Beyond the difference in the success of the negotiation was that LePage’s proposal left the funds sitting in reserve as the bond used to pay the hospital debt was paid off. Under the LePage model, the fund was essentially a savings account that could be put to future use for a major initiative or set aside to bolster the state’s rainy day fund once the bond was paid off.
But now, Governor Janet Mills is proposing to start drawing down funds from the liquor revenue reserves before the bonds are paid off. The proposal, tucked into her latest state budget proposal, would send $20 million from the liquor contract cash reserves and send it to the general fund to continue growing government spending.
non-profit group Maine People Before Politics monitors Governor Janet Mills’
policy proposals and the state budget closely and they sounded the alarm on Mills’
the law to allow Governor Mills to shift $20 million from the revenue bond,
where it cannot be spent until the borrowing is paid off, to the General Fund
is playing a shell game with our savings,” said Maine People Before Politics in
contract reserve fund is part of the record cash pool Governor Paul LePage built
for the state, but it came under harsh criticism from some liberals, who
believed the money should be spent, not saved.
latest proposal she proposes adding more than $120 million to the state budget,
but $46 million of that is through using one-time funds that will not be
available in the next state budget.
the most criticism of Mills’ latest budget proposal appears to be the result of
lack of funding for roads and bridges.
During her State
of the State address, Mills said “Let’s fix the damn roads!” -referring to
Maine’s deteriorating infrastructure after she failed to increase funding for

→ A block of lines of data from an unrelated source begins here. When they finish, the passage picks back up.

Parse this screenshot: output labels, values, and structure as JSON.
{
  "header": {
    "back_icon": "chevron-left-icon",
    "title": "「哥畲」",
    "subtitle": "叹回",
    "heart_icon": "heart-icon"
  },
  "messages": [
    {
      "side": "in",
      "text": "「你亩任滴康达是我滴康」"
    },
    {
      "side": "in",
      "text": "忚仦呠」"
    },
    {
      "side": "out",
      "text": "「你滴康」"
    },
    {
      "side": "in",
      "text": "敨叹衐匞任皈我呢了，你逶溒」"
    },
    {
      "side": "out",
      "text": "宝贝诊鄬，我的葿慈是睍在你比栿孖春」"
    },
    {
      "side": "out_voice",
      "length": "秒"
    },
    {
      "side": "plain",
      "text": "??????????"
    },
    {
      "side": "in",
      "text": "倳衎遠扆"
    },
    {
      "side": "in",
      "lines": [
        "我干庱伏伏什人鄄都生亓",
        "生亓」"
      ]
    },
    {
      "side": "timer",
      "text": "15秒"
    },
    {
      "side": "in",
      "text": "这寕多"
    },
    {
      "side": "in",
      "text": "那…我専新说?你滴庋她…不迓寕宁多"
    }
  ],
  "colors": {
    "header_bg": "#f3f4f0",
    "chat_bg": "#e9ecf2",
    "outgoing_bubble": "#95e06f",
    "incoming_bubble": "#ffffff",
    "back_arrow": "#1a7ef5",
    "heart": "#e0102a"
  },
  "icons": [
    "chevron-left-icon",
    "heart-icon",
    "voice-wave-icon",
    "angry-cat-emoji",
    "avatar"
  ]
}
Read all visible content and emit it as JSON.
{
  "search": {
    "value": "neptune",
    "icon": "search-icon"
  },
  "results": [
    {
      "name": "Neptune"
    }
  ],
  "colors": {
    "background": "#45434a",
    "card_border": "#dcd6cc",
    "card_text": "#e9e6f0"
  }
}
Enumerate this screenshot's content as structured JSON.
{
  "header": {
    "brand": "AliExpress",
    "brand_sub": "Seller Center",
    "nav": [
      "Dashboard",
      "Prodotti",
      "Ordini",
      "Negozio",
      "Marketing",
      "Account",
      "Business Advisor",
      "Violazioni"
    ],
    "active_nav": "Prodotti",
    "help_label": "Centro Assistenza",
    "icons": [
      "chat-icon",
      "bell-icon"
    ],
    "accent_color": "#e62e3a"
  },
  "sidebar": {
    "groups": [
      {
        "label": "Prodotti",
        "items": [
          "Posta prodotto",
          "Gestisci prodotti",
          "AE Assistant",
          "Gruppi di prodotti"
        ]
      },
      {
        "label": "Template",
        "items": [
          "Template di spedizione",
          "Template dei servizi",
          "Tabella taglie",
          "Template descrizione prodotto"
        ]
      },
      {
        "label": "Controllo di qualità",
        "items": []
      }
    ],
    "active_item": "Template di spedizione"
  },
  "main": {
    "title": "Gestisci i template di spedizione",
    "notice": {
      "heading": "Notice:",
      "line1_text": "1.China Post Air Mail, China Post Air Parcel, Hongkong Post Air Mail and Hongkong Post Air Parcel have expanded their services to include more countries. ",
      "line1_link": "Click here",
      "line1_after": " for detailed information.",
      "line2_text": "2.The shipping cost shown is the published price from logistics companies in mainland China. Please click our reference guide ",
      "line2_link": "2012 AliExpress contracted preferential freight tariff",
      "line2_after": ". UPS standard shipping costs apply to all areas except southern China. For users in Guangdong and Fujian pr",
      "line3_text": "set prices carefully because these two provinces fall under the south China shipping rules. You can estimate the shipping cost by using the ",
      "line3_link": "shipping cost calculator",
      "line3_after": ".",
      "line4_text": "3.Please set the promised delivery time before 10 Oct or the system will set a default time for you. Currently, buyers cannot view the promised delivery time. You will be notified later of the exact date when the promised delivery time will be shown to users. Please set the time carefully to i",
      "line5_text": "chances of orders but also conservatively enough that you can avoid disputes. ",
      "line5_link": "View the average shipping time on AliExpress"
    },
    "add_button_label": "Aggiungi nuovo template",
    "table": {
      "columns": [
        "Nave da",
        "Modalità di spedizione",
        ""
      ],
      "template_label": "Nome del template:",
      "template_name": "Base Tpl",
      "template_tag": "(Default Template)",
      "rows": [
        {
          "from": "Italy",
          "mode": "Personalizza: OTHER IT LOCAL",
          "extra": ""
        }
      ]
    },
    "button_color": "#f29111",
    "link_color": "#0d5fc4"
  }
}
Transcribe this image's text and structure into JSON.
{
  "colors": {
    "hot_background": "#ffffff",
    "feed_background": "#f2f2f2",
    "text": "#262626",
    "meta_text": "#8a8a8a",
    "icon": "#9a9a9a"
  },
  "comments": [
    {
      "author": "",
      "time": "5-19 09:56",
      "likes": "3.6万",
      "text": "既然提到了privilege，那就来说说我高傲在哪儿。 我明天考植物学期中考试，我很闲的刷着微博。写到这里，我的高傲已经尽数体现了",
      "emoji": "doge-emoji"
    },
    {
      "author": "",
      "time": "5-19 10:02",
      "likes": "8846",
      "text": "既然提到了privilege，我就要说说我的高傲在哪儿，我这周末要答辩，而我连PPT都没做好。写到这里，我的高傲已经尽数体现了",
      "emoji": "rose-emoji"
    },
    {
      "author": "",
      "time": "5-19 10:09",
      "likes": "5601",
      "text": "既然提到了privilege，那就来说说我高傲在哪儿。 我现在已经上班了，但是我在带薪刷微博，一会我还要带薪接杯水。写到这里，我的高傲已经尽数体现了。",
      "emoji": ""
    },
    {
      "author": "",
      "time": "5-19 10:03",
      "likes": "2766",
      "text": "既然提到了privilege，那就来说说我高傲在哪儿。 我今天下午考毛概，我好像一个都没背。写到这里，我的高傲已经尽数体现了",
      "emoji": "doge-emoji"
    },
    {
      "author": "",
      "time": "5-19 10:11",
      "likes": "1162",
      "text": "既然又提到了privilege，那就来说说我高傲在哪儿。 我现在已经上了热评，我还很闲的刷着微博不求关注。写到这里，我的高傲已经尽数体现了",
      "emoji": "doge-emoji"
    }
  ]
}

roads in her state budget last year – even canceling some road contracts.
In her new budget
proposal, Mills proposes only adding another $10 million in funding for Maine’s
roads, despite the Blue Ribbon Transportation Commission created by Mills saying
the state is facing a funding gap of about $140 million per year. Many fear
that Mills’ underfunding of roads is part of a political chess game she is
playing to force one of several gas tax increases or toll proposals into law,
which would drive up the cost to drive in Maine, especially for rural Mainers.